Publishing Partner: Cambridge University Press CUP Extra Publisher Login
amazon logo
More Info


New from Oxford University Press!

ad

A History of the Irish Language: From the Norman Invasion to Independence

By Aidan Doyle

This book "sets the history of the Irish language in its political and cultural context" and "makes available for the first time material that has previously been inaccessible to non-Irish speakers."


New from Cambridge University Press!

ad

The Cambridge Handbook of Pragmatics

Edited By Keith Allan and Kasia M. Jaszczolt

This book "fills the unquestionable need for a comprehensive and up-to-date handbook on the fast-developing field of pragmatics" and "includes contributions from many of the principal figures in a wide variety of fields of pragmatic research as well as some up-and-coming pragmatists."


Academic Paper


Title: Left-Edge Deletion in English and Subject Omission in Diaries
Author: Andrew Weir
Institution: University of Massachusetts
Linguistic Field: Phonology; Syntax
Subject Language: English
Abstract: This article discusses deletion in spoken and written English.
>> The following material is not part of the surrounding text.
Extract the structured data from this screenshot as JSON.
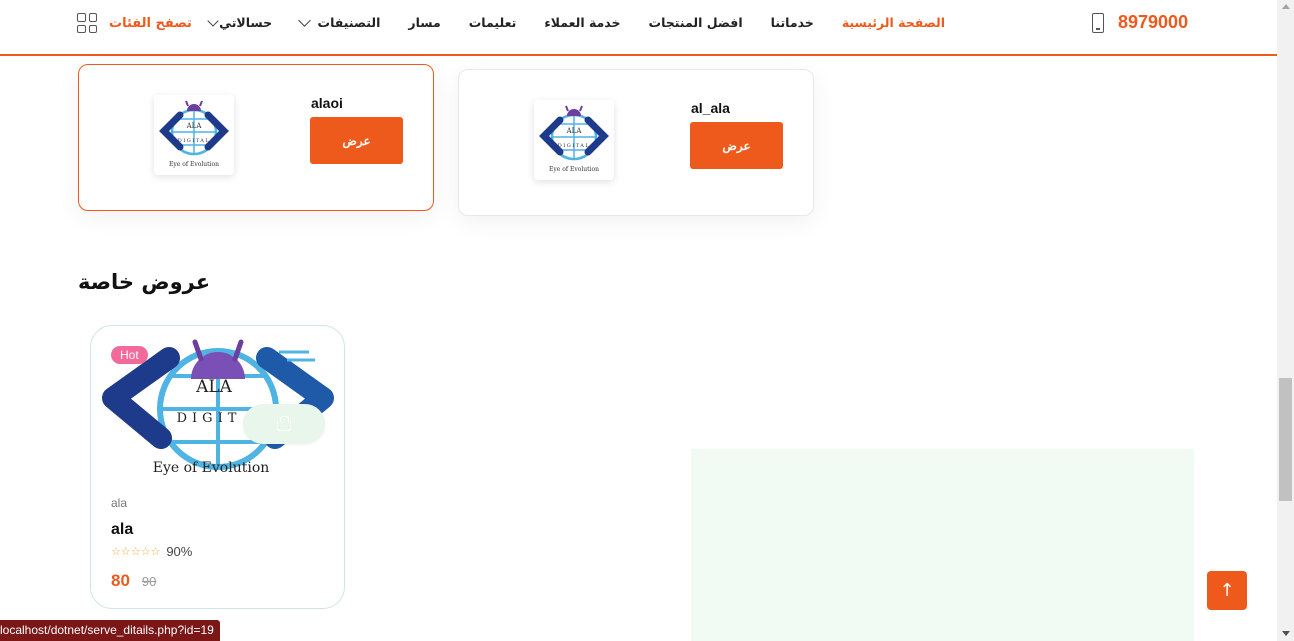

It notes that subjects are frequently dropped both in informal spoken English (Napoli 1982; Zwicky & Pullum 1983b) and in certain registers of written English such as diaries (Haegeman 1990, 1997, 2007; Haegeman & Ihsane 1999, 2001). The article argues in favour of Napoli's phonological analysis of left-edge deletion in spoken English, and provides a formalisation of Napoli's account in the framework of Selkirk's (1995, 2001, 2011) optimality-theoretic analysis of syntax–phonology mapping. A comparison is drawn with the case of subject drop in the diary register. Due to the difference in surface distribution of the phenomenon between the spoken and written cases, the analysis cannot transfer directly. However, I suggest that, combined with arguments made by Haegeman (2002) for a sentence-medial position for modifiers in written English, the phonological analysis can account for a large subset of the diary drop cases.

CUP AT LINGUIST
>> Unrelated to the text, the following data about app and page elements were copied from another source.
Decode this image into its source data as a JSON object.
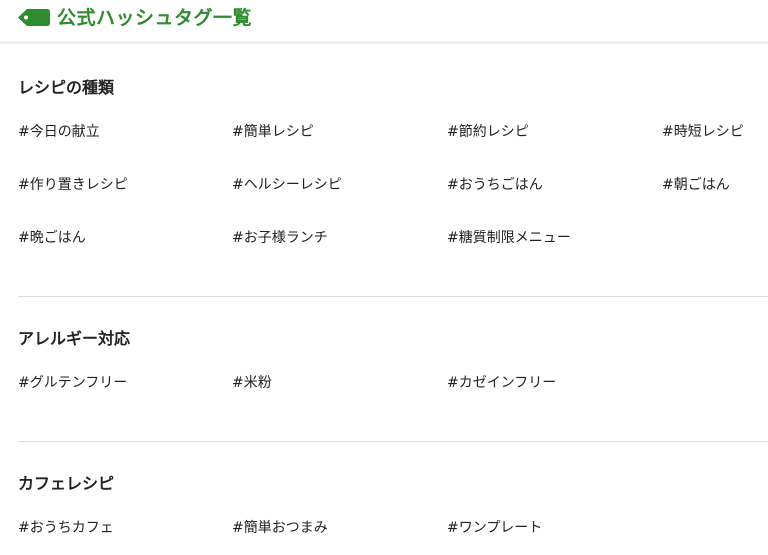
{
  "header": {
    "title": "公式ハッシュタグ一覧",
    "accent_color": "#2e8b2e",
    "icon": "tag-icon"
  },
  "sections": [
    {
      "title": "レシピの種類",
      "tags": [
        "#今日の献立",
        "#簡単レシピ",
        "#節約レシピ",
        "#時短レシピ",
        "#作り置きレシピ",
        "#ヘルシーレシピ",
        "#おうちごはん",
        "#朝ごはん",
        "#晩ごはん",
        "#お子様ランチ",
        "#糖質制限メニュー"
      ]
    },
    {
      "title": "アレルギー対応",
      "tags": [
        "#グルテンフリー",
        "#米粉",
        "#カゼインフリー"
      ]
    },
    {
      "title": "カフェレシピ",
      "tags": [
        "#おうちカフェ",
        "#簡単おつまみ",
        "#ワンプレート"
      ]
    }
  ]
}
This article appears IN English Language and Linguistics Vol. 16, Issue 1, which you can READ on Cambridge's site or on LINGUIST .
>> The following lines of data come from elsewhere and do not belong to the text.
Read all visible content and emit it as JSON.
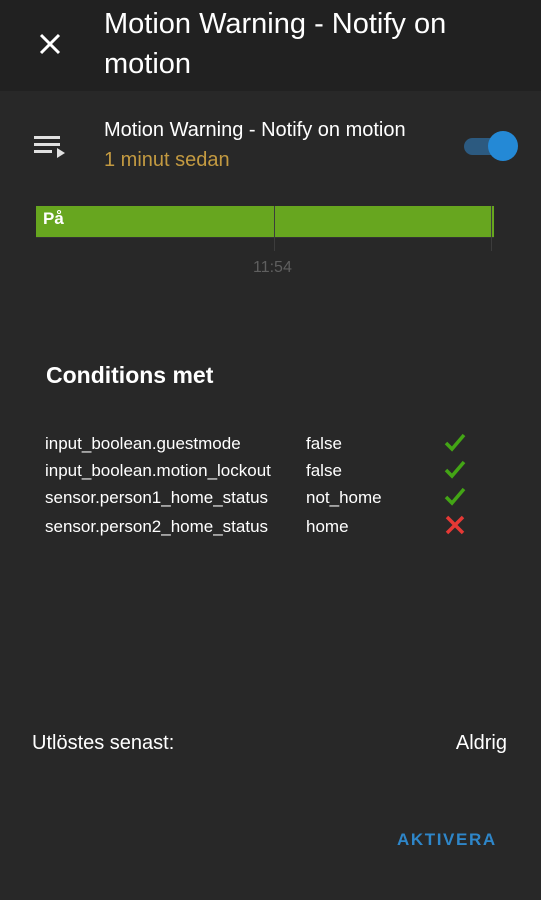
{
  "header": {
    "title": "Motion Warning - Notify on motion",
    "close_icon": "close-icon"
  },
  "entity": {
    "name": "Motion Warning - Notify on motion",
    "last_changed": "1 minut sedan",
    "icon": "playlist-play-icon",
    "toggle_on": true,
    "accent_color": "#2489d6",
    "time_color": "#c39a41"
  },
  "history": {
    "state_label": "På",
    "time_label": "11:54",
    "bar_color": "#67a61f"
  },
  "conditions": {
    "title": "Conditions met",
    "rows": [
      {
        "entity": "input_boolean.guestmode",
        "value": "false",
        "met": true
      },
      {
        "entity": "input_boolean.motion_lockout",
        "value": "false",
        "met": true
      },
      {
        "entity": "sensor.person1_home_status",
        "value": "not_home",
        "met": true
      },
      {
        "entity": "sensor.person2_home_status",
        "value": "home",
        "met": false
      }
    ],
    "met_color": "#43a515",
    "not_met_color": "#e53935"
  },
  "last_triggered": {
    "label": "Utlöstes senast:",
    "value": "Aldrig"
  },
  "actions": {
    "activate_label": "AKTIVERA"
  }
}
Add a new paper
Return to Academic Papers main page
Return to Directory of Linguists main page